I did as she instructed. “What so secret about the sauce?” I asked.
“Nobody knows what’s made of,” Gabby said, trying to sound mysterious.
“It’s Thousand Island,” Fatima said.
I hadn’t heard of that sauce before, so I guessed it was kind of secret for me.
Leticia pointed at the chart. “Now put the middle bun on top of the base, and on top put everything you put on the bottom, plus three pickles.”
“Then, the crown?”
“Yes, then the crown.”
I did that and then sent the box skating toward the heated landing zone.
“Now do the Quarter Pounder,” Leticia said.
“Oh, that’s my favorite.”
“You remember how to do it without looking at the chart?”
“No. But I remember how to eat it.”
She smiled. “Funny.”
The Quarter Pounder was the cheeseburger’s older brother, somewhat easier to make. It came with the same ingredients, but the only difference was the latter came with an extra slice of cheese and the 4:1 meat. I made it, put it in its box, and pushed it towards the landing zone. The Big & Tasty, however, was a different kind of devil. For that one, I had to look at the chart.
“Grab the Quarter Pounder bun,” Leticia said.
I put it into the toaster and got the box from the pile. I looked at the chart and memorized the position of the ingredients.
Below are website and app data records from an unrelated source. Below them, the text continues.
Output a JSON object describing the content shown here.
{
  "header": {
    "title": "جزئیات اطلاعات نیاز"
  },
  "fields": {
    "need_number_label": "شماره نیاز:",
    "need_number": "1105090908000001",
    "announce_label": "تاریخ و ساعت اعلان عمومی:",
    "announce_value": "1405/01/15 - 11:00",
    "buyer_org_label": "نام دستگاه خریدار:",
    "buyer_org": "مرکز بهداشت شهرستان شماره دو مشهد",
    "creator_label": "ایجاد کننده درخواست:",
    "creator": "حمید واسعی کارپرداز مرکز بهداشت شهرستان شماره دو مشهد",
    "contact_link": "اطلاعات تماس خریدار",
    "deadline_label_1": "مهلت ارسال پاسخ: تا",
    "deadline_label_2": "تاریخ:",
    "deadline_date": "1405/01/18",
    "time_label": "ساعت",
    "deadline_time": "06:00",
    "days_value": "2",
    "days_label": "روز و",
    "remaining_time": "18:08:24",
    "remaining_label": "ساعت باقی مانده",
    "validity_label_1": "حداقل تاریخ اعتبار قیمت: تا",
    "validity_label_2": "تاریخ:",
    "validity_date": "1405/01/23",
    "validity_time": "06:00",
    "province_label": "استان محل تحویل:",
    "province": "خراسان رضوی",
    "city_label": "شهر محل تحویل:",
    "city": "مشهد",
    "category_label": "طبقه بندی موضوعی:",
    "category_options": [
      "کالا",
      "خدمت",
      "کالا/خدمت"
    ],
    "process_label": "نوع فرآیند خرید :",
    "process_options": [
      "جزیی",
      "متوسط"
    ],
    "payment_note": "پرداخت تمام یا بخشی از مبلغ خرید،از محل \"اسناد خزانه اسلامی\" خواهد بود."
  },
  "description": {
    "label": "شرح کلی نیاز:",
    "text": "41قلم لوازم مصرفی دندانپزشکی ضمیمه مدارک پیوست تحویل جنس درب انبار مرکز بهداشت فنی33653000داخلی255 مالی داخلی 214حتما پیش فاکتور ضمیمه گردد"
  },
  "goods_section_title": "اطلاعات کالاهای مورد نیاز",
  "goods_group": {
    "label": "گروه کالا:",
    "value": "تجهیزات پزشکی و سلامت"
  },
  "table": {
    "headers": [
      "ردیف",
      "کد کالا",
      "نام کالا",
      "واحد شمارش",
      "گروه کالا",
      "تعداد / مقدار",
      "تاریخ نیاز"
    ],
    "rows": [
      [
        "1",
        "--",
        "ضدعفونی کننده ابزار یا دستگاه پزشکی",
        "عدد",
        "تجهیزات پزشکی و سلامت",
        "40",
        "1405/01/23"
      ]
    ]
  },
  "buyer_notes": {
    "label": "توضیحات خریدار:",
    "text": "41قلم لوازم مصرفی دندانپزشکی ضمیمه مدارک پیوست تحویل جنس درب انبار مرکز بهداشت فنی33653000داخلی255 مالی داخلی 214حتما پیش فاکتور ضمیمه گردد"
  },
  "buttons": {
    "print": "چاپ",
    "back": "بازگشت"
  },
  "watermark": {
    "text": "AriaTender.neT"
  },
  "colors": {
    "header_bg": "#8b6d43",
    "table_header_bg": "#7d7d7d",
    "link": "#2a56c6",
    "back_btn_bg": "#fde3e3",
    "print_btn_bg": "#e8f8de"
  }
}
I put ketchup and mayo on the crown, a slice of Swiss cheese on the base, and a piece of 4:1 meat, then another piece of cheese, lettuce, tomato, and the base, put it inside the box, and voila!
“I did it!” I said, feeling the electrifying goosebumps of victory all through my body.
Gabby looked at me and said, “I think you’re ready.”
“To be a manager?”
“No,” Gabby said. “You are ready to meet with Monte.”
Photo by Hannibal8height.